Purchase this article with an account.
David Bardenstein, Atif Collins, Faruk Orge, Deepak Edward, Elizabeth Brooks, Debra Goldstein, Rachida Bouhenni, Eric Pearlman, Elias Traboulsi; Ocular Pathology and Immunopathology of Blau's Syndrome: First Cases. Invest. Ophthalmol. Vis. Sci. 2013;54(15):3177.
Download citation file:
© ARVO (1962-2015); The Authors (2016-present)
Blau's syndrome (BS) is an inherited multisystem auto-inflammatory granulomatous inflammation due to mutations in the CARD15/NOD2 gene located on chromosome 16q. 3 sites of clinical involvement include the eyes, skin and joints. While the eyes are the most important affected tissues, to date, no examples of the ocular pathology of this condition exist. We report the first ocular histopathologic and immunopathologic findings from an enucleated BS eye as well as from an iridectomy specimen.
A 14 year old patient with BS had a blind painful eye that underwent enucleation. Patient 2 underwent incidental iridectomy at the time of cataract surgery at age 16. The clinical medical and ophthalmic histories of both cases were reviewed. The eye underwent standard pathologic processing and the sections stained for H&E PAS. Granulomas were seen and special stains for microorganisms and polarization were performed. Immunopathologic analysis of inflammatory cells was done for CD 3,10, 20, 68, 79, and to identify CD4 and CD8+ cells. The iris specimen had no granulomas and was probed for CD4,CD8, CD68, HLA-DR, NF-kB and IL-17.

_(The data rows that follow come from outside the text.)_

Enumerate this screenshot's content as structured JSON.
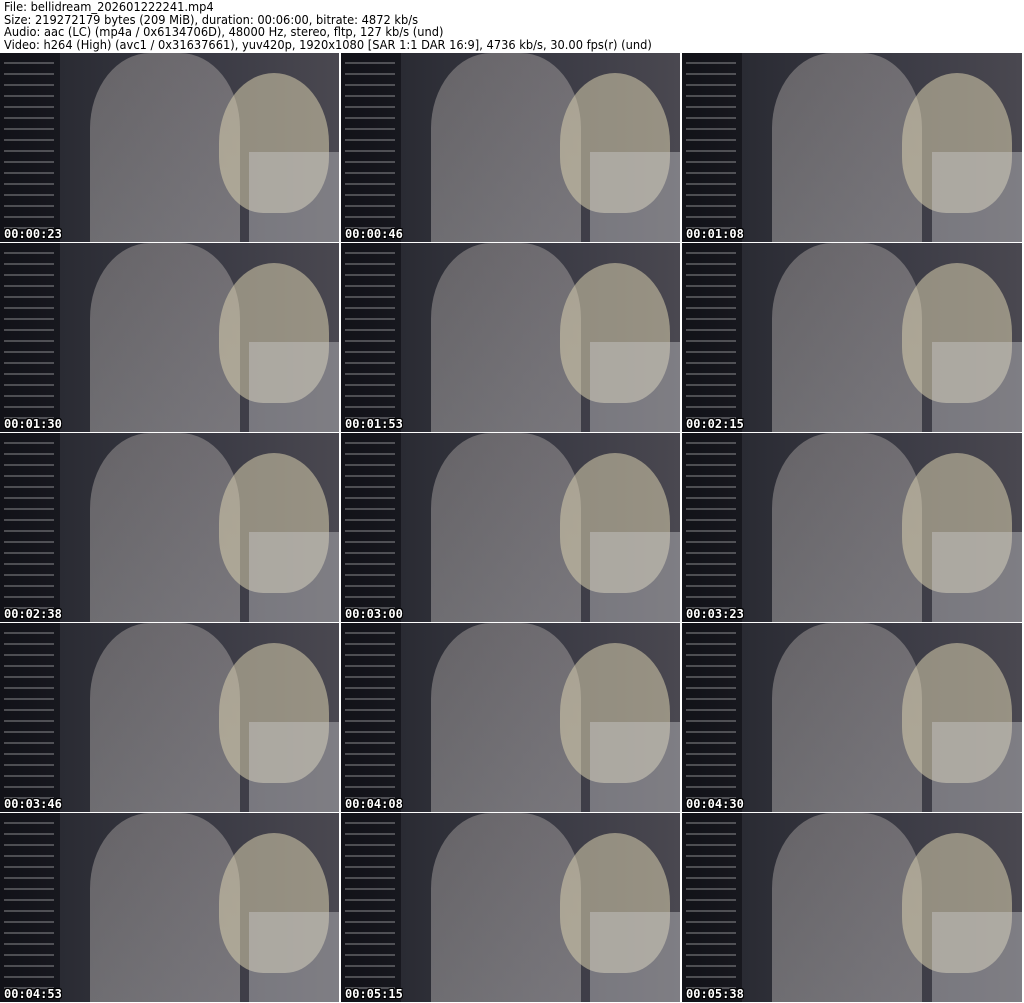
{
  "header": {
    "file": "File: bellidream_202601222241.mp4",
    "size": "Size: 219272179 bytes (209 MiB), duration: 00:06:00, bitrate: 4872 kb/s",
    "audio": "Audio: aac (LC) (mp4a / 0x6134706D), 48000 Hz, stereo, fltp, 127 kb/s (und)",
    "video": "Video: h264 (High) (avc1 / 0x31637661), yuv420p, 1920x1080 [SAR 1:1 DAR 16:9], 4736 kb/s, 30.00 fps(r) (und)"
  },
  "frames": [
    {
      "timestamp": "00:00:23"
    },
    {
      "timestamp": "00:00:46"
    },
    {
      "timestamp": "00:01:08"
    },
    {
      "timestamp": "00:01:30"
    },
    {
      "timestamp": "00:01:53"
    },
    {
      "timestamp": "00:02:15"
    },
    {
      "timestamp": "00:02:38"
    },
    {
      "timestamp": "00:03:00"
    },
    {
      "timestamp": "00:03:23"
    },
    {
      "timestamp": "00:03:46"
    },
    {
      "timestamp": "00:04:08"
    },
    {
      "timestamp": "00:04:30"
    },
    {
      "timestamp": "00:04:53"
    },
    {
      "timestamp": "00:05:15"
    },
    {
      "timestamp": "00:05:38"
    }
  ]
}
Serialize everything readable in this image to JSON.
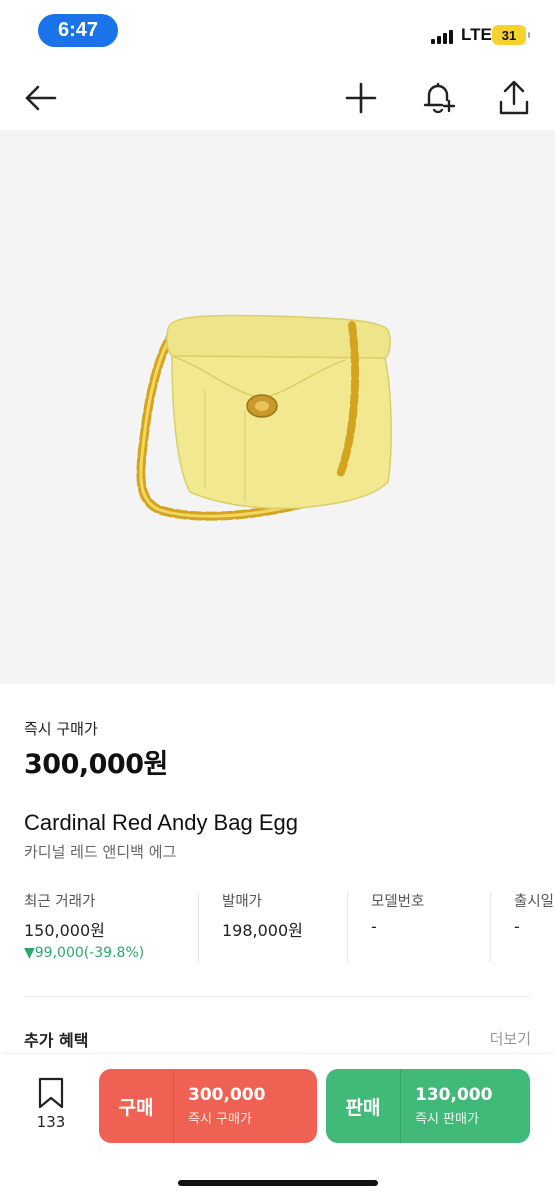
{
  "status": {
    "time": "6:47",
    "network": "LTE",
    "battery": "31"
  },
  "nav": {
    "back_icon": "back-arrow-icon",
    "add_icon": "plus-icon",
    "alert_icon": "bell-plus-icon",
    "share_icon": "share-icon"
  },
  "product": {
    "image_desc": "yellow-chain-bag",
    "instant_buy_label": "즉시 구매가",
    "price": "300,000원",
    "title_en": "Cardinal Red Andy Bag Egg",
    "title_ko": "카디널 레드 앤디백 에그"
  },
  "stats": [
    {
      "label": "최근 거래가",
      "value": "150,000원",
      "change": "▼99,000(-39.8%)"
    },
    {
      "label": "발매가",
      "value": "198,000원"
    },
    {
      "label": "모델번호",
      "value": "-"
    },
    {
      "label": "출시일",
      "value": "-"
    }
  ],
  "benefits": {
    "title": "추가 혜택",
    "more": "더보기"
  },
  "bottom": {
    "bookmark_count": "133",
    "buy": {
      "kind": "구매",
      "amount": "300,000",
      "sub": "즉시 구매가"
    },
    "sell": {
      "kind": "판매",
      "amount": "130,000",
      "sub": "즉시 판매가"
    }
  },
  "colors": {
    "buy": "#ef6253",
    "sell": "#41b979",
    "down": "#2da86b",
    "time_pill": "#1a73e8"
  }
}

Both patients had CARD15/NOD2 mutations. Pt 1 had a more severe history with greater involvement, had greater visual loss and required more surgeries. Pt 2 had maintained almost normal vision in one eye. The eye which had shown anterior uveitis, chorioretinitis and band keratopathy showed multiple isolated diffusely distributed epithelioid granulomas which involved the iris, ciliary body, retina, choroid and sclera. All special stains for microrganisms were negative. Immunopathology showed the granulomas composed of CD68 + cells. Lymphocytes expressing CD3,CD8,CD4 were seen. CD20 was negative. The iris tissue did not contain any granulomas but showed lymphocytes expressing CD4,CD8, IL-17 and NF-kB.
Blau's syndrome is an example of genetically induced auto-inflammatory disease whose ocular involvement can be devastating. In the first whole BS eye to be evaluated, there was excellent correlation between the clinical, pathologic and immunopathologic findings. Granuloma distribution was sporadic. This represents the true picture of treated BS. Pt 2's iris showed findings that may represent tissue between granulomas or might reflect the lesser degree of severity in Pt 2. The combined findings suggest that biopsy of BS patients should include specifically targeted tissue.
This PDF is available to Subscribers Only